┌─ Data provided

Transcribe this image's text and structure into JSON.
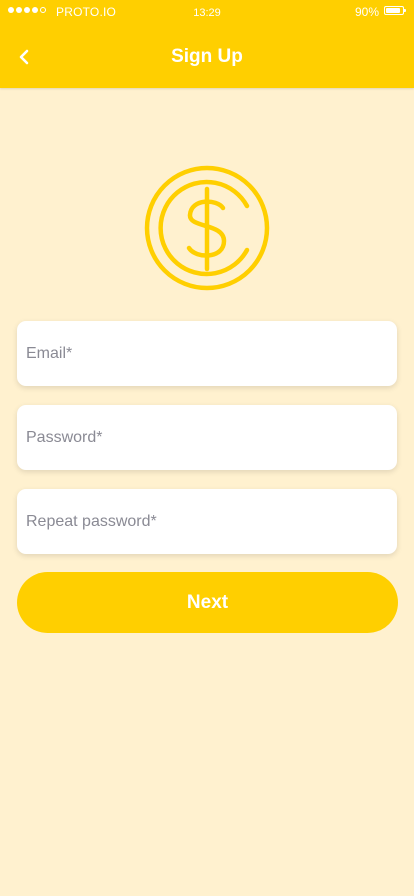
{
  "status_bar": {
    "carrier": "PROTO.IO",
    "time": "13:29",
    "battery": "90%",
    "battery_level": 0.9,
    "signal_bars_filled": 4,
    "signal_bars_total": 5
  },
  "header": {
    "title": "Sign Up",
    "back_icon": "chevron-left-icon"
  },
  "logo": {
    "icon": "dollar-coin-icon",
    "color": "#FFCF00"
  },
  "form": {
    "email_placeholder": "Email*",
    "password_placeholder": "Password*",
    "repeat_password_placeholder": "Repeat password*"
  },
  "actions": {
    "next_label": "Next"
  },
  "colors": {
    "accent": "#FFCF00",
    "background": "#FFF1CF",
    "placeholder": "#8A8A94"
  }
}
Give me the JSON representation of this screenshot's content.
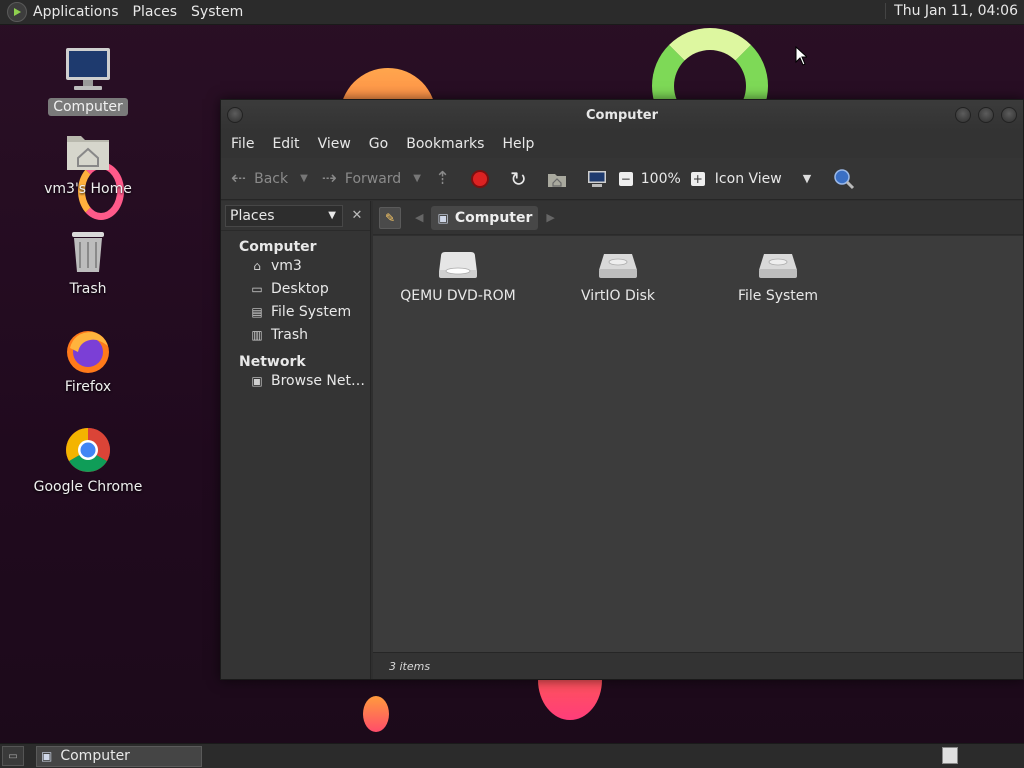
{
  "top_panel": {
    "menus": [
      "Applications",
      "Places",
      "System"
    ],
    "clock": "Thu Jan 11, 04:06"
  },
  "desktop": {
    "icons": [
      {
        "label": "Computer",
        "icon": "computer-icon",
        "selected": true
      },
      {
        "label": "vm3's Home",
        "icon": "home-folder-icon"
      },
      {
        "label": "Trash",
        "icon": "trash-icon"
      },
      {
        "label": "Firefox",
        "icon": "firefox-icon"
      },
      {
        "label": "Google Chrome",
        "icon": "chrome-icon"
      }
    ]
  },
  "window": {
    "title": "Computer",
    "menu": [
      "File",
      "Edit",
      "View",
      "Go",
      "Bookmarks",
      "Help"
    ],
    "toolbar": {
      "back": "Back",
      "forward": "Forward",
      "zoom": "100%",
      "view_mode": "Icon View"
    },
    "sidebar": {
      "selector": "Places",
      "sections": [
        {
          "title": "Computer",
          "items": [
            {
              "label": "vm3",
              "icon": "home-icon"
            },
            {
              "label": "Desktop",
              "icon": "desktop-icon"
            },
            {
              "label": "File System",
              "icon": "drive-icon"
            },
            {
              "label": "Trash",
              "icon": "trash-icon"
            }
          ]
        },
        {
          "title": "Network",
          "items": [
            {
              "label": "Browse Net…",
              "icon": "network-icon"
            }
          ]
        }
      ]
    },
    "location": {
      "crumb": "Computer"
    },
    "files": [
      {
        "label": "QEMU DVD-ROM",
        "icon": "optical-drive-icon"
      },
      {
        "label": "VirtIO Disk",
        "icon": "hard-disk-icon"
      },
      {
        "label": "File System",
        "icon": "hard-disk-icon"
      }
    ],
    "status": "3 items"
  },
  "bottom_panel": {
    "task": "Computer"
  },
  "colors": {
    "desktop_bg": "#220c20",
    "panel": "#2b2b2b",
    "window": "#2f2f2f",
    "content": "#3c3c3c"
  }
}
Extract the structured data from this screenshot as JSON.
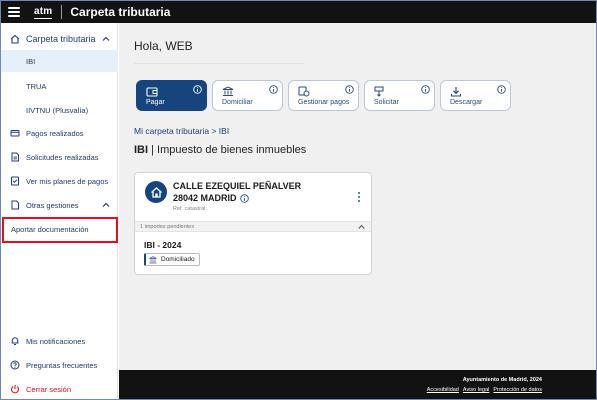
{
  "header": {
    "logo": "atm",
    "title": "Carpeta tributaria"
  },
  "sidebar": {
    "section_label": "Carpeta tributaria",
    "sub_items": [
      "IBI",
      "TRUA",
      "IIVTNU (Plusvalía)"
    ],
    "items": [
      {
        "label": "Pagos realizados",
        "icon": "payments-icon"
      },
      {
        "label": "Solicitudes realizadas",
        "icon": "requests-icon"
      },
      {
        "label": "Ver mis planes de pagos",
        "icon": "payment-plan-icon"
      }
    ],
    "other_label": "Otras gestiones",
    "other_sub": "Aportar documentación",
    "bottom": [
      {
        "label": "Mis notificaciones",
        "icon": "bell-icon"
      },
      {
        "label": "Preguntas frecuentes",
        "icon": "question-icon"
      },
      {
        "label": "Cerrar sesión",
        "icon": "power-icon"
      }
    ]
  },
  "main": {
    "greeting": "Hola, WEB",
    "actions": [
      {
        "label": "Pagar",
        "icon": "wallet-icon"
      },
      {
        "label": "Domiciliar",
        "icon": "bank-icon"
      },
      {
        "label": "Gestionar pagos",
        "icon": "manage-payments-icon"
      },
      {
        "label": "Solicitar",
        "icon": "request-icon"
      },
      {
        "label": "Descargar",
        "icon": "download-icon"
      }
    ],
    "breadcrumb": "Mi carpeta tributaria > IBI",
    "page_title_code": "IBI",
    "page_title_sep": "|",
    "page_title_desc": "Impuesto de bienes inmuebles",
    "card": {
      "address_line1": "CALLE EZEQUIEL PEÑALVER",
      "address_line2": "28042 MADRID",
      "ref_label": "Ref. catastral:",
      "pending": "1 importes pendientes",
      "tax_year": "IBI - 2024",
      "status_badge": "Domiciliado"
    }
  },
  "footer": {
    "org": "Ayuntamiento de Madrid, 2024",
    "links": [
      "Accesibilidad",
      "Aviso legal",
      "Protección de datos"
    ]
  },
  "colors": {
    "primary": "#16447d",
    "topbar": "#121212",
    "highlight": "#e1101d",
    "logout": "#d7141a"
  }
}
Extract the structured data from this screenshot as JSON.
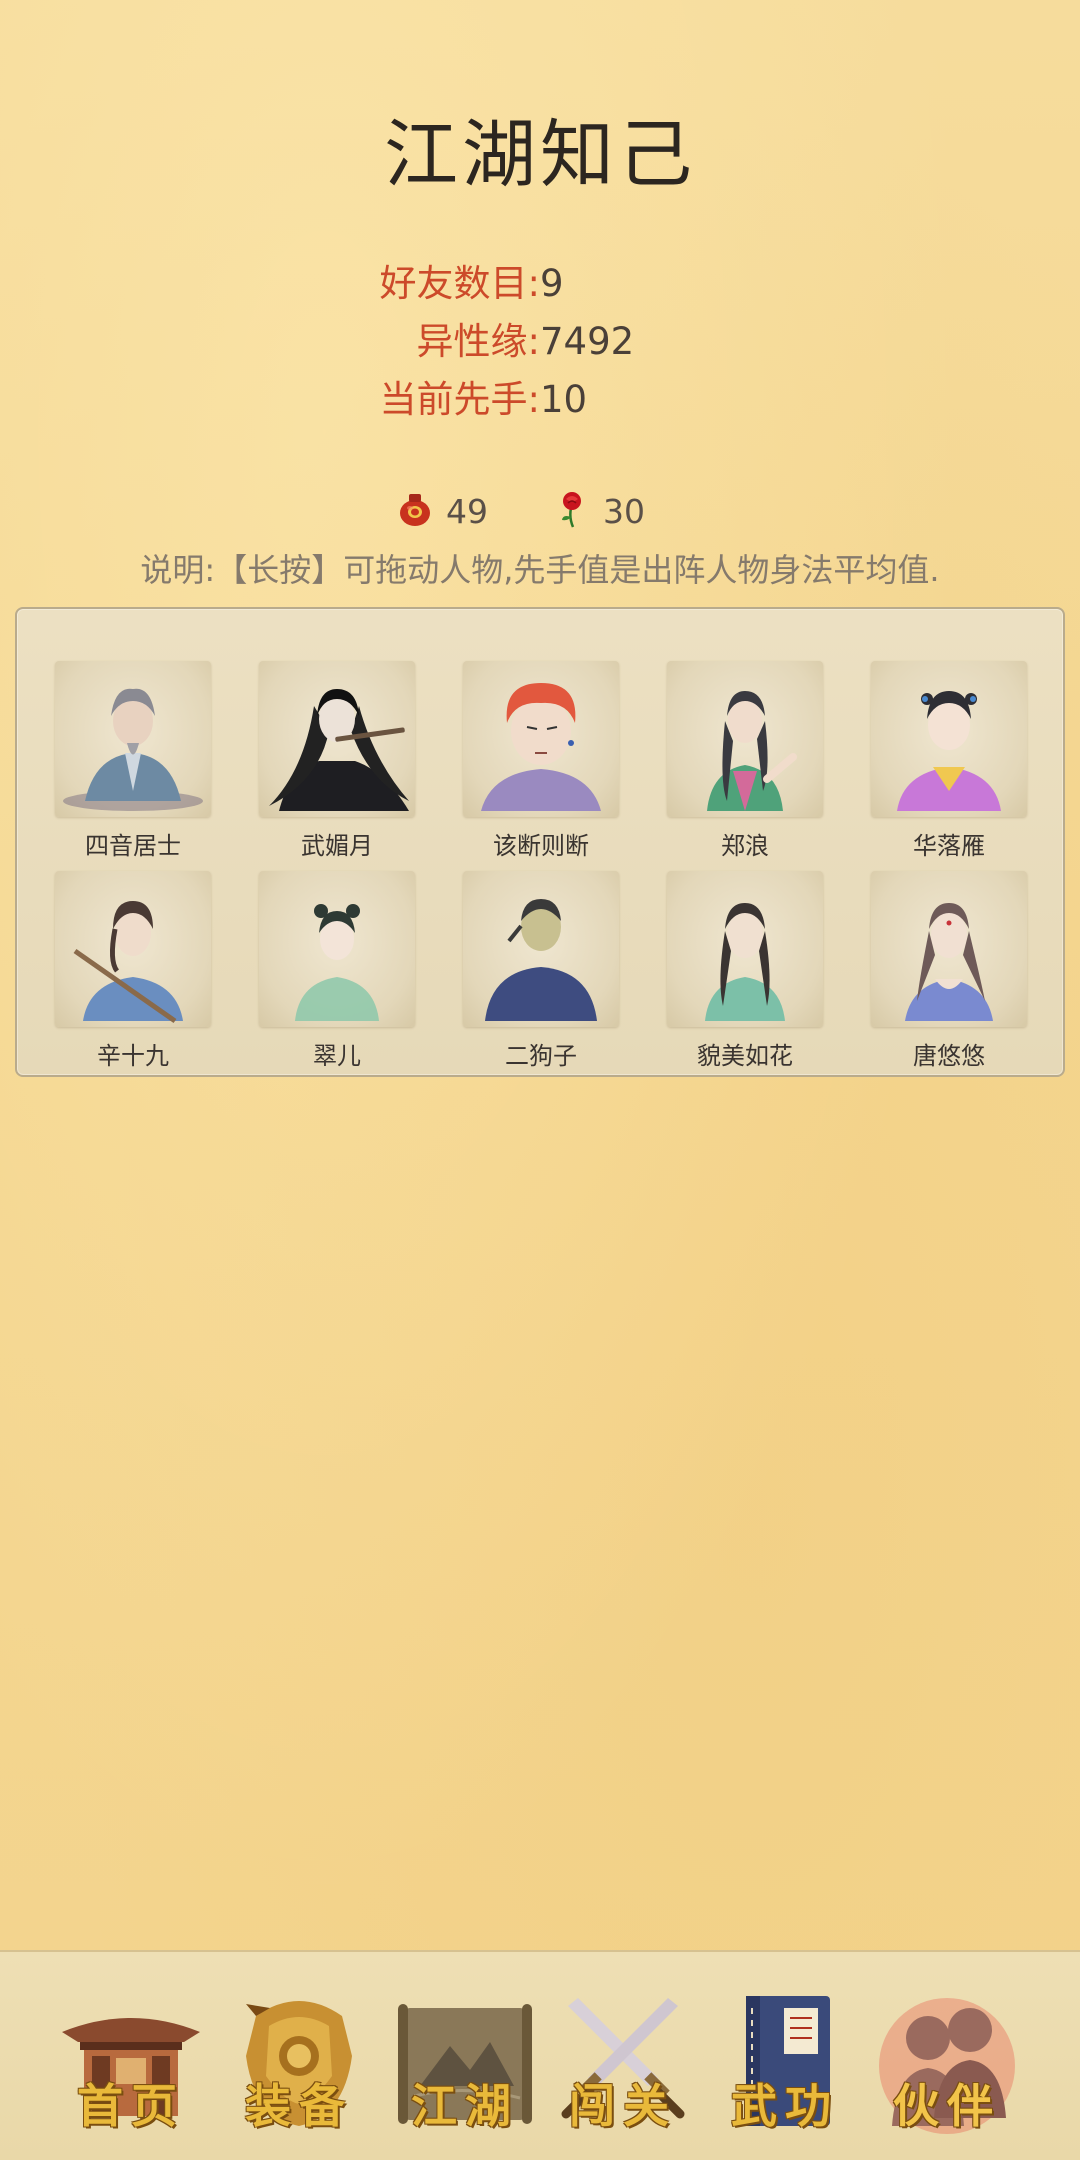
{
  "header": {
    "title": "江湖知己"
  },
  "stats": [
    {
      "label": "好友数目:",
      "value": "9"
    },
    {
      "label": "异性缘:",
      "value": "7492"
    },
    {
      "label": "当前先手:",
      "value": "10"
    }
  ],
  "currency": [
    {
      "icon": "wine-jar-icon",
      "value": "49"
    },
    {
      "icon": "rose-icon",
      "value": "30"
    }
  ],
  "note": "说明:【长按】可拖动人物,先手值是出阵人物身法平均值.",
  "partners": [
    {
      "name": "四音居士"
    },
    {
      "name": "武媚月"
    },
    {
      "name": "该断则断"
    },
    {
      "name": "郑浪"
    },
    {
      "name": "华落雁"
    },
    {
      "name": "辛十九"
    },
    {
      "name": "翠儿"
    },
    {
      "name": "二狗子"
    },
    {
      "name": "貌美如花"
    },
    {
      "name": "唐悠悠"
    }
  ],
  "nav": {
    "active": "伙伴",
    "items": [
      {
        "label": "首页",
        "icon": "pavilion-icon"
      },
      {
        "label": "装备",
        "icon": "armor-icon"
      },
      {
        "label": "江湖",
        "icon": "scroll-map-icon"
      },
      {
        "label": "闯关",
        "icon": "crossed-swords-icon"
      },
      {
        "label": "武功",
        "icon": "book-icon"
      },
      {
        "label": "伙伴",
        "icon": "companions-icon"
      }
    ]
  },
  "colors": {
    "background": "#f5d894",
    "label_red": "#cc4a2a",
    "value_dark": "#4a4038",
    "note_gray": "#857a6c",
    "tab_gold": "#e9b93a"
  }
}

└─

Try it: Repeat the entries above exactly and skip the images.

Exercise solution:
Transcribe this image's text and structure into JSON.
{
  "status_bar": {
    "carrier": "PROTO.IO",
    "time": "13:29",
    "battery": "90%",
    "battery_level": 0.9,
    "signal_bars_filled": 4,
    "signal_bars_total": 5
  },
  "header": {
    "title": "Sign Up",
    "back_icon": "chevron-left-icon"
  },
  "logo": {
    "icon": "dollar-coin-icon",
    "color": "#FFCF00"
  },
  "form": {
    "email_placeholder": "Email*",
    "password_placeholder": "Password*",
    "repeat_password_placeholder": "Repeat password*"
  },
  "actions": {
    "next_label": "Next"
  },
  "colors": {
    "accent": "#FFCF00",
    "background": "#FFF1CF",
    "placeholder": "#8A8A94"
  }
}
Give me the JSON representation of this screenshot's content.
{
  "top_panel": {
    "menus": [
      "Applications",
      "Places",
      "System"
    ],
    "clock": "Thu Jan 11, 04:06"
  },
  "desktop": {
    "icons": [
      {
        "label": "Computer",
        "icon": "computer-icon",
        "selected": true
      },
      {
        "label": "vm3's Home",
        "icon": "home-folder-icon"
      },
      {
        "label": "Trash",
        "icon": "trash-icon"
      },
      {
        "label": "Firefox",
        "icon": "firefox-icon"
      },
      {
        "label": "Google Chrome",
        "icon": "chrome-icon"
      }
    ]
  },
  "window": {
    "title": "Computer",
    "menu": [
      "File",
      "Edit",
      "View",
      "Go",
      "Bookmarks",
      "Help"
    ],
    "toolbar": {
      "back": "Back",
      "forward": "Forward",
      "zoom": "100%",
      "view_mode": "Icon View"
    },
    "sidebar": {
      "selector": "Places",
      "sections": [
        {
          "title": "Computer",
          "items": [
            {
              "label": "vm3",
              "icon": "home-icon"
            },
            {
              "label": "Desktop",
              "icon": "desktop-icon"
            },
            {
              "label": "File System",
              "icon": "drive-icon"
            },
            {
              "label": "Trash",
              "icon": "trash-icon"
            }
          ]
        },
        {
          "title": "Network",
          "items": [
            {
              "label": "Browse Net…",
              "icon": "network-icon"
            }
          ]
        }
      ]
    },
    "location": {
      "crumb": "Computer"
    },
    "files": [
      {
        "label": "QEMU DVD-ROM",
        "icon": "optical-drive-icon"
      },
      {
        "label": "VirtIO Disk",
        "icon": "hard-disk-icon"
      },
      {
        "label": "File System",
        "icon": "hard-disk-icon"
      }
    ],
    "status": "3 items"
  },
  "bottom_panel": {
    "task": "Computer"
  },
  "colors": {
    "desktop_bg": "#220c20",
    "panel": "#2b2b2b",
    "window": "#2f2f2f",
    "content": "#3c3c3c"
  }
}
Extract the structured data from this screenshot as JSON.
{
  "header": {
    "logo": "atm",
    "title": "Carpeta tributaria"
  },
  "sidebar": {
    "section_label": "Carpeta tributaria",
    "sub_items": [
      "IBI",
      "TRUA",
      "IIVTNU (Plusvalía)"
    ],
    "items": [
      {
        "label": "Pagos realizados",
        "icon": "payments-icon"
      },
      {
        "label": "Solicitudes realizadas",
        "icon": "requests-icon"
      },
      {
        "label": "Ver mis planes de pagos",
        "icon": "payment-plan-icon"
      }
    ],
    "other_label": "Otras gestiones",
    "other_sub": "Aportar documentación",
    "bottom": [
      {
        "label": "Mis notificaciones",
        "icon": "bell-icon"
      },
      {
        "label": "Preguntas frecuentes",
        "icon": "question-icon"
      },
      {
        "label": "Cerrar sesión",
        "icon": "power-icon"
      }
    ]
  },
  "main": {
    "greeting": "Hola, WEB",
    "actions": [
      {
        "label": "Pagar",
        "icon": "wallet-icon"
      },
      {
        "label": "Domiciliar",
        "icon": "bank-icon"
      },
      {
        "label": "Gestionar pagos",
        "icon": "manage-payments-icon"
      },
      {
        "label": "Solicitar",
        "icon": "request-icon"
      },
      {
        "label": "Descargar",
        "icon": "download-icon"
      }
    ],
    "breadcrumb": "Mi carpeta tributaria > IBI",
    "page_title_code": "IBI",
    "page_title_sep": "|",
    "page_title_desc": "Impuesto de bienes inmuebles",
    "card": {
      "address_line1": "CALLE EZEQUIEL PEÑALVER",
      "address_line2": "28042 MADRID",
      "ref_label": "Ref. catastral:",
      "pending": "1 importes pendientes",
      "tax_year": "IBI - 2024",
      "status_badge": "Domiciliado"
    }
  },
  "footer": {
    "org": "Ayuntamiento de Madrid, 2024",
    "links": [
      "Accesibilidad",
      "Aviso legal",
      "Protección de datos"
    ]
  },
  "colors": {
    "primary": "#16447d",
    "topbar": "#121212",
    "highlight": "#e1101d",
    "logout": "#d7141a"
  }
}
Extract the structured data from this screenshot as JSON.
{
  "header": {
    "title": "江湖知己"
  },
  "stats": [
    {
      "label": "好友数目:",
      "value": "9"
    },
    {
      "label": "异性缘:",
      "value": "7492"
    },
    {
      "label": "当前先手:",
      "value": "10"
    }
  ],
  "currency": [
    {
      "icon": "wine-jar-icon",
      "value": "49"
    },
    {
      "icon": "rose-icon",
      "value": "30"
    }
  ],
  "note": "说明:【长按】可拖动人物,先手值是出阵人物身法平均值.",
  "partners": [
    {
      "name": "四音居士"
    },
    {
      "name": "武媚月"
    },
    {
      "name": "该断则断"
    },
    {
      "name": "郑浪"
    },
    {
      "name": "华落雁"
    },
    {
      "name": "辛十九"
    },
    {
      "name": "翠儿"
    },
    {
      "name": "二狗子"
    },
    {
      "name": "貌美如花"
    },
    {
      "name": "唐悠悠"
    }
  ],
  "nav": {
    "active": "伙伴",
    "items": [
      {
        "label": "首页",
        "icon": "pavilion-icon"
      },
      {
        "label": "装备",
        "icon": "armor-icon"
      },
      {
        "label": "江湖",
        "icon": "scroll-map-icon"
      },
      {
        "label": "闯关",
        "icon": "crossed-swords-icon"
      },
      {
        "label": "武功",
        "icon": "book-icon"
      },
      {
        "label": "伙伴",
        "icon": "companions-icon"
      }
    ]
  },
  "colors": {
    "background": "#f5d894",
    "label_red": "#cc4a2a",
    "value_dark": "#4a4038",
    "note_gray": "#857a6c",
    "tab_gold": "#e9b93a"
  }
}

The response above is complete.